BRIEF: Return the entries verbatim and drop every picture.

PROVIDED DATA:
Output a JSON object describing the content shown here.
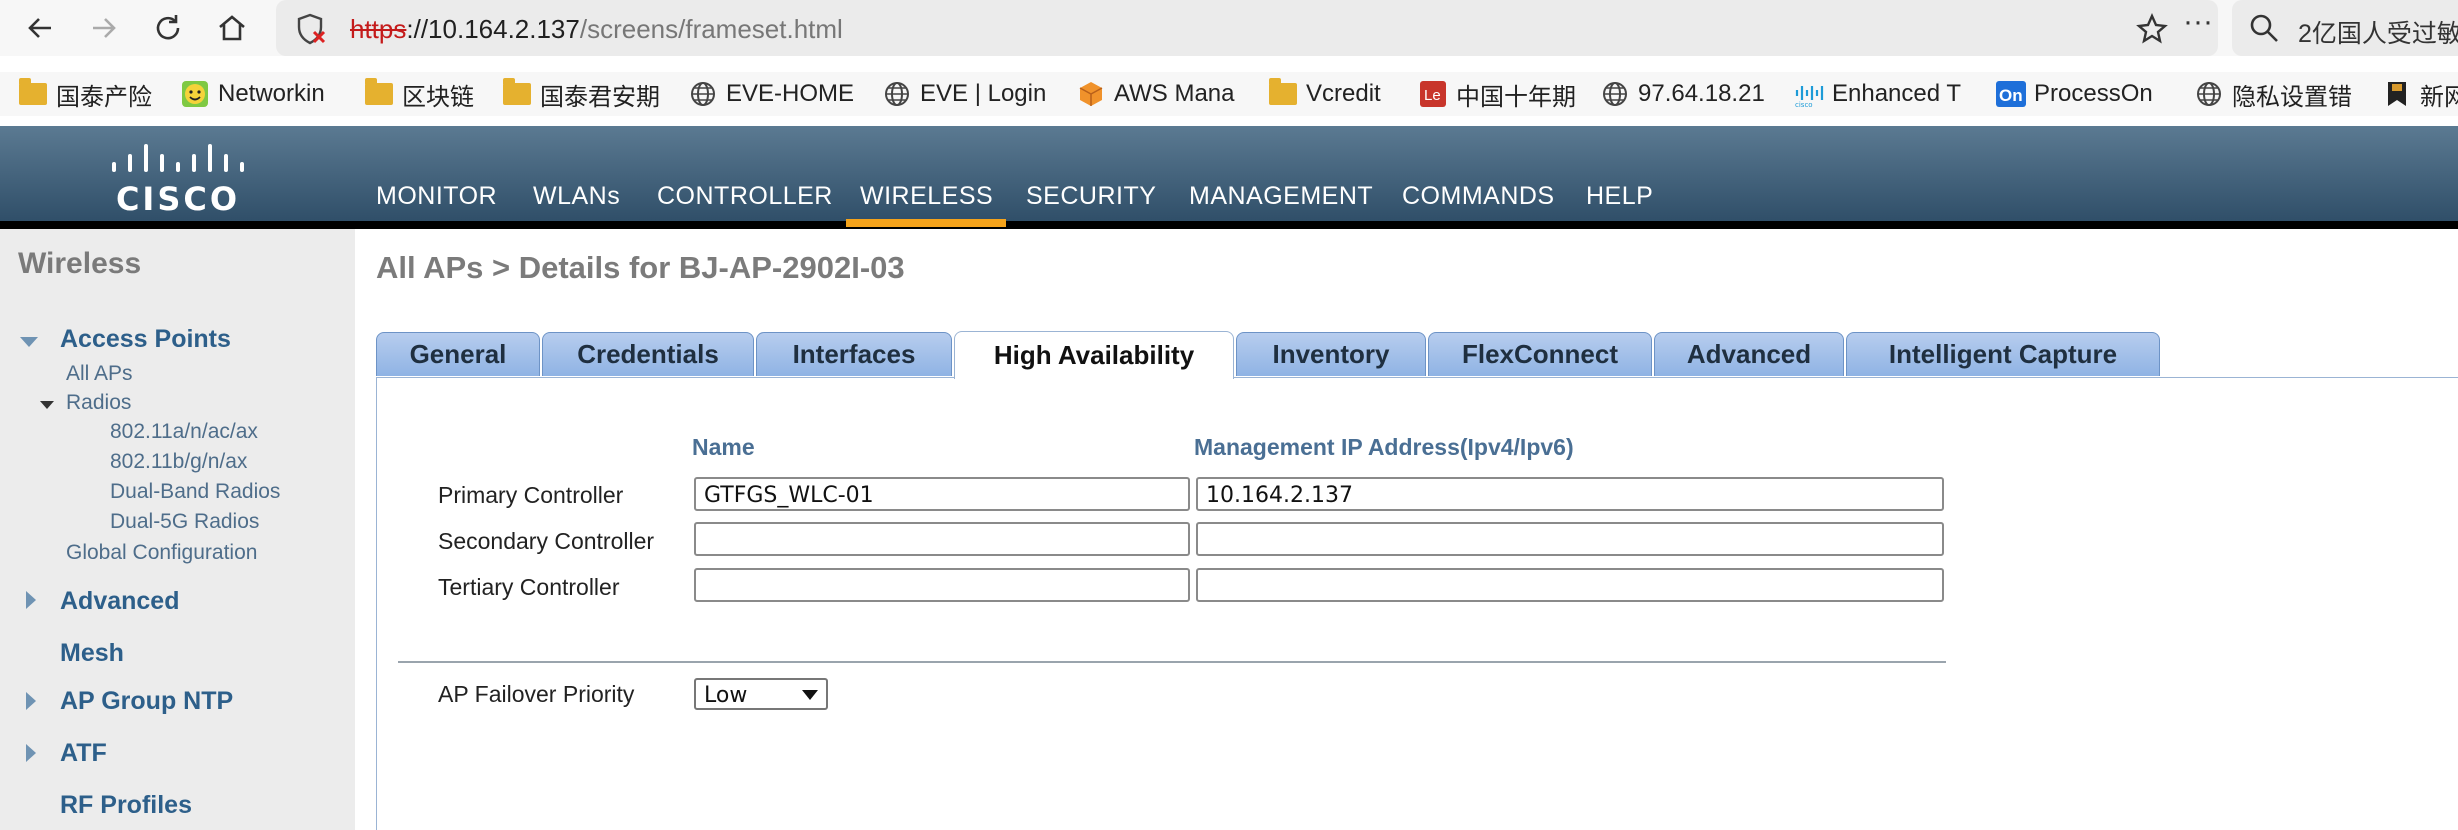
{
  "browser": {
    "url_proto": "https",
    "url_host": "://10.164.2.137",
    "url_path": "/screens/frameset.html",
    "search_text": "2亿国人受过敏"
  },
  "bookmarks": [
    {
      "label": "国泰产险",
      "icon": "folder-icon"
    },
    {
      "label": "Networkin",
      "icon": "smiley-icon"
    },
    {
      "label": "区块链",
      "icon": "folder-icon"
    },
    {
      "label": "国泰君安期",
      "icon": "folder-icon"
    },
    {
      "label": "EVE-HOME",
      "icon": "globe-icon"
    },
    {
      "label": "EVE | Login",
      "icon": "globe-icon"
    },
    {
      "label": "AWS Mana",
      "icon": "aws-cube-icon"
    },
    {
      "label": "Vcredit",
      "icon": "folder-icon"
    },
    {
      "label": "中国十年期",
      "icon": "le-icon"
    },
    {
      "label": "97.64.18.21",
      "icon": "globe-icon"
    },
    {
      "label": "Enhanced T",
      "icon": "cisco-icon"
    },
    {
      "label": "ProcessOn",
      "icon": "on-icon"
    },
    {
      "label": "隐私设置错",
      "icon": "globe-icon"
    },
    {
      "label": "新网",
      "icon": "bookmark-icon"
    }
  ],
  "header": {
    "logo_text": "CISCO",
    "menu": [
      {
        "label": "MONITOR"
      },
      {
        "label": "WLANs"
      },
      {
        "label": "CONTROLLER"
      },
      {
        "label": "WIRELESS"
      },
      {
        "label": "SECURITY"
      },
      {
        "label": "MANAGEMENT"
      },
      {
        "label": "COMMANDS"
      },
      {
        "label": "HELP"
      }
    ],
    "active": "WIRELESS"
  },
  "sidebar": {
    "title": "Wireless",
    "access_points": "Access Points",
    "all_aps": "All APs",
    "radios": "Radios",
    "radio_items": [
      "802.11a/n/ac/ax",
      "802.11b/g/n/ax",
      "Dual-Band Radios",
      "Dual-5G Radios"
    ],
    "global_config": "Global Configuration",
    "advanced": "Advanced",
    "mesh": "Mesh",
    "ap_group_ntp": "AP Group NTP",
    "atf": "ATF",
    "rf_profiles": "RF Profiles"
  },
  "main": {
    "title": "All APs > Details for BJ-AP-2902I-03",
    "tabs": [
      {
        "label": "General"
      },
      {
        "label": "Credentials"
      },
      {
        "label": "Interfaces"
      },
      {
        "label": "High Availability"
      },
      {
        "label": "Inventory"
      },
      {
        "label": "FlexConnect"
      },
      {
        "label": "Advanced"
      },
      {
        "label": "Intelligent Capture"
      }
    ],
    "active_tab": "High Availability",
    "col_name": "Name",
    "col_ip": "Management IP Address(Ipv4/Ipv6)",
    "rows": [
      {
        "label": "Primary Controller",
        "name": "GTFGS_WLC-01",
        "ip": "10.164.2.137"
      },
      {
        "label": "Secondary Controller",
        "name": "",
        "ip": ""
      },
      {
        "label": "Tertiary Controller",
        "name": "",
        "ip": ""
      }
    ],
    "failover_label": "AP Failover Priority",
    "failover_value": "Low"
  }
}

TASK RESULT:
Output a JSON object describing the content shown here.
{
  "browser": {
    "url_proto": "https",
    "url_host": "://10.164.2.137",
    "url_path": "/screens/frameset.html",
    "search_text": "2亿国人受过敏"
  },
  "bookmarks": [
    {
      "label": "国泰产险",
      "icon": "folder-icon"
    },
    {
      "label": "Networkin",
      "icon": "smiley-icon"
    },
    {
      "label": "区块链",
      "icon": "folder-icon"
    },
    {
      "label": "国泰君安期",
      "icon": "folder-icon"
    },
    {
      "label": "EVE-HOME",
      "icon": "globe-icon"
    },
    {
      "label": "EVE | Login",
      "icon": "globe-icon"
    },
    {
      "label": "AWS Mana",
      "icon": "aws-cube-icon"
    },
    {
      "label": "Vcredit",
      "icon": "folder-icon"
    },
    {
      "label": "中国十年期",
      "icon": "le-icon"
    },
    {
      "label": "97.64.18.21",
      "icon": "globe-icon"
    },
    {
      "label": "Enhanced T",
      "icon": "cisco-icon"
    },
    {
      "label": "ProcessOn",
      "icon": "on-icon"
    },
    {
      "label": "隐私设置错",
      "icon": "globe-icon"
    },
    {
      "label": "新网",
      "icon": "bookmark-icon"
    }
  ],
  "header": {
    "logo_text": "CISCO",
    "menu": [
      {
        "label": "MONITOR"
      },
      {
        "label": "WLANs"
      },
      {
        "label": "CONTROLLER"
      },
      {
        "label": "WIRELESS"
      },
      {
        "label": "SECURITY"
      },
      {
        "label": "MANAGEMENT"
      },
      {
        "label": "COMMANDS"
      },
      {
        "label": "HELP"
      }
    ],
    "active": "WIRELESS"
  },
  "sidebar": {
    "title": "Wireless",
    "access_points": "Access Points",
    "all_aps": "All APs",
    "radios": "Radios",
    "radio_items": [
      "802.11a/n/ac/ax",
      "802.11b/g/n/ax",
      "Dual-Band Radios",
      "Dual-5G Radios"
    ],
    "global_config": "Global Configuration",
    "advanced": "Advanced",
    "mesh": "Mesh",
    "ap_group_ntp": "AP Group NTP",
    "atf": "ATF",
    "rf_profiles": "RF Profiles"
  },
  "main": {
    "title": "All APs > Details for BJ-AP-2902I-03",
    "tabs": [
      {
        "label": "General"
      },
      {
        "label": "Credentials"
      },
      {
        "label": "Interfaces"
      },
      {
        "label": "High Availability"
      },
      {
        "label": "Inventory"
      },
      {
        "label": "FlexConnect"
      },
      {
        "label": "Advanced"
      },
      {
        "label": "Intelligent Capture"
      }
    ],
    "active_tab": "High Availability",
    "col_name": "Name",
    "col_ip": "Management IP Address(Ipv4/Ipv6)",
    "rows": [
      {
        "label": "Primary Controller",
        "name": "GTFGS_WLC-01",
        "ip": "10.164.2.137"
      },
      {
        "label": "Secondary Controller",
        "name": "",
        "ip": ""
      },
      {
        "label": "Tertiary Controller",
        "name": "",
        "ip": ""
      }
    ],
    "failover_label": "AP Failover Priority",
    "failover_value": "Low"
  }
}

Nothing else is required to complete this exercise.